--- How to complete this task ---
In the records below, find each line holding the word "text" and copy it.

--- --- ---

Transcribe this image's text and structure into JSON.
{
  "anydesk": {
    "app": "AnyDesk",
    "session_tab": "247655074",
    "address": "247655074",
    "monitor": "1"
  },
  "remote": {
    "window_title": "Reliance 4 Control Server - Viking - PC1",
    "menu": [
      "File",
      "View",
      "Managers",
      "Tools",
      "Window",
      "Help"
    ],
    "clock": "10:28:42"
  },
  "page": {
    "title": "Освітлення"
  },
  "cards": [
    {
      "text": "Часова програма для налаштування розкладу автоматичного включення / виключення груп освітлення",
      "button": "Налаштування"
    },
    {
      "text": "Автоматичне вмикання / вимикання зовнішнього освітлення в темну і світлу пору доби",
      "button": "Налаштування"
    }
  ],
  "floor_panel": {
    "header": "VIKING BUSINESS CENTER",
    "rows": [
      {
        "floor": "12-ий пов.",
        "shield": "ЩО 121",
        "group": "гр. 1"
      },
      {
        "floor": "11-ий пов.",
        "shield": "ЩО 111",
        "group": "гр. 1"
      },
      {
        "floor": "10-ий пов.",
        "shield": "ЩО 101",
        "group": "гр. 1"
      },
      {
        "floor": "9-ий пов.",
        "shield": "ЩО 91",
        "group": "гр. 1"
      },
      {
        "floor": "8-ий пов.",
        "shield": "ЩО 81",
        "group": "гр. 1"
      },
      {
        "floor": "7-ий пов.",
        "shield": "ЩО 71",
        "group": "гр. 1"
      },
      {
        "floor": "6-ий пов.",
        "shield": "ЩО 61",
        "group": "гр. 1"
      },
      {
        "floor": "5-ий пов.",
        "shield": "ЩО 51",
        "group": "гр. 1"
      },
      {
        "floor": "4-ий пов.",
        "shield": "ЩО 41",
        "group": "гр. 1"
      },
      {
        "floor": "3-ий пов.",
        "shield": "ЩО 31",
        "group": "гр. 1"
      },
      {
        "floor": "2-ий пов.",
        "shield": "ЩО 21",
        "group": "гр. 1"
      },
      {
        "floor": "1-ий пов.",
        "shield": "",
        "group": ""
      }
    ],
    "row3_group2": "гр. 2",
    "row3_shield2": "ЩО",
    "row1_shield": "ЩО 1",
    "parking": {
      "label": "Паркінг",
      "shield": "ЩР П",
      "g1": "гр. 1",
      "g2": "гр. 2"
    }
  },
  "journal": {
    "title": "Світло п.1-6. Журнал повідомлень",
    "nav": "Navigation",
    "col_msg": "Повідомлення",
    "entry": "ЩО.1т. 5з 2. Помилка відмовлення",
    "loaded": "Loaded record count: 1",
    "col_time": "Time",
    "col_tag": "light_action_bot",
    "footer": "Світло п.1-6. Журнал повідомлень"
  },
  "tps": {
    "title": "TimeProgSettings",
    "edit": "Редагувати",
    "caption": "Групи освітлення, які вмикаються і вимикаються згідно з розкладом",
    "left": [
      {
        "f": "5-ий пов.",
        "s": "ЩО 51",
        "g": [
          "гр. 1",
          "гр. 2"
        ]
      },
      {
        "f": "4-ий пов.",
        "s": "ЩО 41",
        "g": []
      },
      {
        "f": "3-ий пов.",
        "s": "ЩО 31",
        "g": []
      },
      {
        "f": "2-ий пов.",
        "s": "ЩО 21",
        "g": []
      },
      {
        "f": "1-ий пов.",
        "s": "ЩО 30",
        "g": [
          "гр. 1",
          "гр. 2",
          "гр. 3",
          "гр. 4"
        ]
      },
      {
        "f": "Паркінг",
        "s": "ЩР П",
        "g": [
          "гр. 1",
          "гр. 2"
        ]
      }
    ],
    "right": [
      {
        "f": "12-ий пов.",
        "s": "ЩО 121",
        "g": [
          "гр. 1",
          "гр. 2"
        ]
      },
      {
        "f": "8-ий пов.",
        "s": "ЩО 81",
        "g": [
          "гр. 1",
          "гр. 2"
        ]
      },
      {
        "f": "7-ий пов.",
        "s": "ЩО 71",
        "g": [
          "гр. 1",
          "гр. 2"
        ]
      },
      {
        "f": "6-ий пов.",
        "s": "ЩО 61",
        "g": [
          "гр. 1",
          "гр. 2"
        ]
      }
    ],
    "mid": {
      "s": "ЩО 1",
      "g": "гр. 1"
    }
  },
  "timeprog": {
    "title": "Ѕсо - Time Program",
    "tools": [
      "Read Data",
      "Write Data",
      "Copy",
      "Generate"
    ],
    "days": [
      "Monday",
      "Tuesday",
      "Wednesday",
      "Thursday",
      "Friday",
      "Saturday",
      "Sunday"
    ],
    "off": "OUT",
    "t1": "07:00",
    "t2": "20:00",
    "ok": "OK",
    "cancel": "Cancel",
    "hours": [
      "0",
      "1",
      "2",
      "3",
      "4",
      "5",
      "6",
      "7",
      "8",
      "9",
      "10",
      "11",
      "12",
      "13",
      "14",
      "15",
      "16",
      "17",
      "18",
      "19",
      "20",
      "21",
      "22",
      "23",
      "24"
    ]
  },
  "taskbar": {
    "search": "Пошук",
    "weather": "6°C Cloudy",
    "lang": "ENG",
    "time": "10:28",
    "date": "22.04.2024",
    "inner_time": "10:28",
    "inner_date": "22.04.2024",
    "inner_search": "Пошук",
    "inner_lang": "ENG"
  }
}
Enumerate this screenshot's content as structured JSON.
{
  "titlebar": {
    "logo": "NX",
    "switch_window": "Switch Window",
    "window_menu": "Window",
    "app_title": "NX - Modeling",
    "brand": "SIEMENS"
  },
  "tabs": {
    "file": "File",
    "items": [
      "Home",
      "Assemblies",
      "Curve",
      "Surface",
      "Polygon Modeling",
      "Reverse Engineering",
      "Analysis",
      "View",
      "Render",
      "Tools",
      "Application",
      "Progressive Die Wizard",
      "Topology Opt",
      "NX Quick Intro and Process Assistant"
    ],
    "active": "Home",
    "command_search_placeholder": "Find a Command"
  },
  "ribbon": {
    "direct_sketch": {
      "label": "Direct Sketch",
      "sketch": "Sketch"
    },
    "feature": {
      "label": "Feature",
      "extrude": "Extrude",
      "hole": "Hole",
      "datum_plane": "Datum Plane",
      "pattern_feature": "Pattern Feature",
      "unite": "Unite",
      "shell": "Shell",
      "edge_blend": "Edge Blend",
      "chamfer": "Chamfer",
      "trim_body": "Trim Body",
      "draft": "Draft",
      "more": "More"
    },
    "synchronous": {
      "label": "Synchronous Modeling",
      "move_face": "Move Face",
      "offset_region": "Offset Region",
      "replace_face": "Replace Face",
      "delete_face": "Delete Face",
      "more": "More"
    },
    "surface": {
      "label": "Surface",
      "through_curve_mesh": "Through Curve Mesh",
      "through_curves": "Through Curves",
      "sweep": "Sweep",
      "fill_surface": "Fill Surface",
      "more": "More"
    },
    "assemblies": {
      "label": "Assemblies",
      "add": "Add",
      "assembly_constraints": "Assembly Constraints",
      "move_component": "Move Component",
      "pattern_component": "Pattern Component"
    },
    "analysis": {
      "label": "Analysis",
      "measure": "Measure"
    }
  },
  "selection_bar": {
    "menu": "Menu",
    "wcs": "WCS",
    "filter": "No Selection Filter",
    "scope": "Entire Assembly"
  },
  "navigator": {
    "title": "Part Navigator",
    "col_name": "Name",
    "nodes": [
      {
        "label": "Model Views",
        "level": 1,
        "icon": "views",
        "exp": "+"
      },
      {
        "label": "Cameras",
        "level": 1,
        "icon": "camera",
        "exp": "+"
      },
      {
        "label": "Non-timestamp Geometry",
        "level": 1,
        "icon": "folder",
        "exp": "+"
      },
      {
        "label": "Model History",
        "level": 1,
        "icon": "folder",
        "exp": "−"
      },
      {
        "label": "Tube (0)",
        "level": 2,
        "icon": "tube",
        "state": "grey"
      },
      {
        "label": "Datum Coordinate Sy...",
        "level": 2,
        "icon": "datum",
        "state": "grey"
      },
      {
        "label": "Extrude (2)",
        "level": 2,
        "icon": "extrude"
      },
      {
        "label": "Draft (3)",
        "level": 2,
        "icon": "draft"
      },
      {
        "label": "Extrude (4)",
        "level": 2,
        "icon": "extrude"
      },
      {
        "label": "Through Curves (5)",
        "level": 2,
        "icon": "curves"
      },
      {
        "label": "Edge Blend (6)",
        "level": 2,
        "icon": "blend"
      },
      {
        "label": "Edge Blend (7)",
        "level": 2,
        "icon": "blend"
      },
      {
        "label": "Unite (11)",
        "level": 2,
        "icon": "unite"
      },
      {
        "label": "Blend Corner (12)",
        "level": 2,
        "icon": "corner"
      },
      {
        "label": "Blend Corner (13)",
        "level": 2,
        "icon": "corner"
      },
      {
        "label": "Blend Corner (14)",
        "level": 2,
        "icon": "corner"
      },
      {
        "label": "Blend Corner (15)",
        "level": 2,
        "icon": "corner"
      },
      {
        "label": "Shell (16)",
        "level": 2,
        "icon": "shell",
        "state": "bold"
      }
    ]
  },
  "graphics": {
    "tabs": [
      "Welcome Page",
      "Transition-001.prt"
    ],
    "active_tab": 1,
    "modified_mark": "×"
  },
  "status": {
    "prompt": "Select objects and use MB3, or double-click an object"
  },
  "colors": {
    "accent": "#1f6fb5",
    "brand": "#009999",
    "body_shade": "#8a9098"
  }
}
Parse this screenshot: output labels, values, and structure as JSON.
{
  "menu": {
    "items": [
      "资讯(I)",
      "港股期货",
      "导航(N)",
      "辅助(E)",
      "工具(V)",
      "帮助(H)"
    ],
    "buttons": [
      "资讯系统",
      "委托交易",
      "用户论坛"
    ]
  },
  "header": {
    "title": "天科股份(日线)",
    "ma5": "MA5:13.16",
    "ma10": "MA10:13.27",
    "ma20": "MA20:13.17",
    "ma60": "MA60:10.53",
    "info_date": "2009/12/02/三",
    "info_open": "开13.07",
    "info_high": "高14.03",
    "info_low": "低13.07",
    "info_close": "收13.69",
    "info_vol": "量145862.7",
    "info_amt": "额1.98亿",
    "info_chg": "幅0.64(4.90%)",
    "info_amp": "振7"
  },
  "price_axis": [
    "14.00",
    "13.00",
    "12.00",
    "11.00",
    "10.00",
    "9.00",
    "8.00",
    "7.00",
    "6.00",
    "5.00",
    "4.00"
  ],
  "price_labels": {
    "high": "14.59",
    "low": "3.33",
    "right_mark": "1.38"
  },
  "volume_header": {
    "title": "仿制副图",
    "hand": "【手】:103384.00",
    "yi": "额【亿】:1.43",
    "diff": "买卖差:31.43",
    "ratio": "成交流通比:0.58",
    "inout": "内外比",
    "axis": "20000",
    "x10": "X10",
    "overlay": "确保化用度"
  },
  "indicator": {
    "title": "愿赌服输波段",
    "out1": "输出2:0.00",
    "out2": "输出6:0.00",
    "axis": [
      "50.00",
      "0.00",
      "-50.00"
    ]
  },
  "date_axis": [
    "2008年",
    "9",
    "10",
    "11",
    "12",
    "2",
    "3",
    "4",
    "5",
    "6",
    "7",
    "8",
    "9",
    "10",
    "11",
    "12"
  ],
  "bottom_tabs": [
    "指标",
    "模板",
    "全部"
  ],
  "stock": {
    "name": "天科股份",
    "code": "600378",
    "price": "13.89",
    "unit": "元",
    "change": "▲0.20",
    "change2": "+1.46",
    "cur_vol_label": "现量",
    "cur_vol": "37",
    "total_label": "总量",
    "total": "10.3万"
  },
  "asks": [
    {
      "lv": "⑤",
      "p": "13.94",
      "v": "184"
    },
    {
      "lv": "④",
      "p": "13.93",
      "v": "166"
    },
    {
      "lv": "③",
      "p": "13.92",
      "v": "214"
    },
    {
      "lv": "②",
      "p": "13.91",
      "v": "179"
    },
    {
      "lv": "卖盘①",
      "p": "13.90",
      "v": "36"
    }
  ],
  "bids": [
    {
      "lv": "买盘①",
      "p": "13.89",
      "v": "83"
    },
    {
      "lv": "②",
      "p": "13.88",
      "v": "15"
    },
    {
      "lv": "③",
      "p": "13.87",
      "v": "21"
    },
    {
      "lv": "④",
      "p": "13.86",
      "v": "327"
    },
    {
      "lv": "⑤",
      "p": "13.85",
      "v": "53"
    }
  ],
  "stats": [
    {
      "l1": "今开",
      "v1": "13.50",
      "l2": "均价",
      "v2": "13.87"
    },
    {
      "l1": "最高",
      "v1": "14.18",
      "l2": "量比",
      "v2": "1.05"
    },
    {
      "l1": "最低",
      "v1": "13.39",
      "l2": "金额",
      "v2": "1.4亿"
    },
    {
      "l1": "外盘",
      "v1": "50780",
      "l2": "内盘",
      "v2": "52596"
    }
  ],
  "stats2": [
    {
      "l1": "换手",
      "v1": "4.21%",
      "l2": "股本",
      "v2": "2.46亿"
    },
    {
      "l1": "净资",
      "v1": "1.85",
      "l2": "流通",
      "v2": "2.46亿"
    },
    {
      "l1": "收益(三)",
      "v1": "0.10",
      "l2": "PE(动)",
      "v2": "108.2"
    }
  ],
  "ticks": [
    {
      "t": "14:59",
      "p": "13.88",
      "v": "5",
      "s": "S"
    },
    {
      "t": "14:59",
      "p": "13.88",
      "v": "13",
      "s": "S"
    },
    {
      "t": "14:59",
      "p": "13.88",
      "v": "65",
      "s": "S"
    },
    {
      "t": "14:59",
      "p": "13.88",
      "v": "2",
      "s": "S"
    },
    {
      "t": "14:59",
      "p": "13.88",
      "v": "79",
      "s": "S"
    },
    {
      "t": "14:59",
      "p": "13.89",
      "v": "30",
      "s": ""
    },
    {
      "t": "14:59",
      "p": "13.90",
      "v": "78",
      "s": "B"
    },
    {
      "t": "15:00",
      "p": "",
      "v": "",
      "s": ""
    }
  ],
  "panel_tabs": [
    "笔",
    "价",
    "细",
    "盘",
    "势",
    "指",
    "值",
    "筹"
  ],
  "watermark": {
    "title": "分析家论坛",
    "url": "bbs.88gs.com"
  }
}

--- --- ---

--- Task output ---
Transcribe this image's text and structure into JSON.
      "text": "Часова програма для налаштування розкладу автоматичного включення / виключення груп освітлення",
      "text": "Автоматичне вмикання / вимикання зовнішнього освітлення в темну і світлу пору доби",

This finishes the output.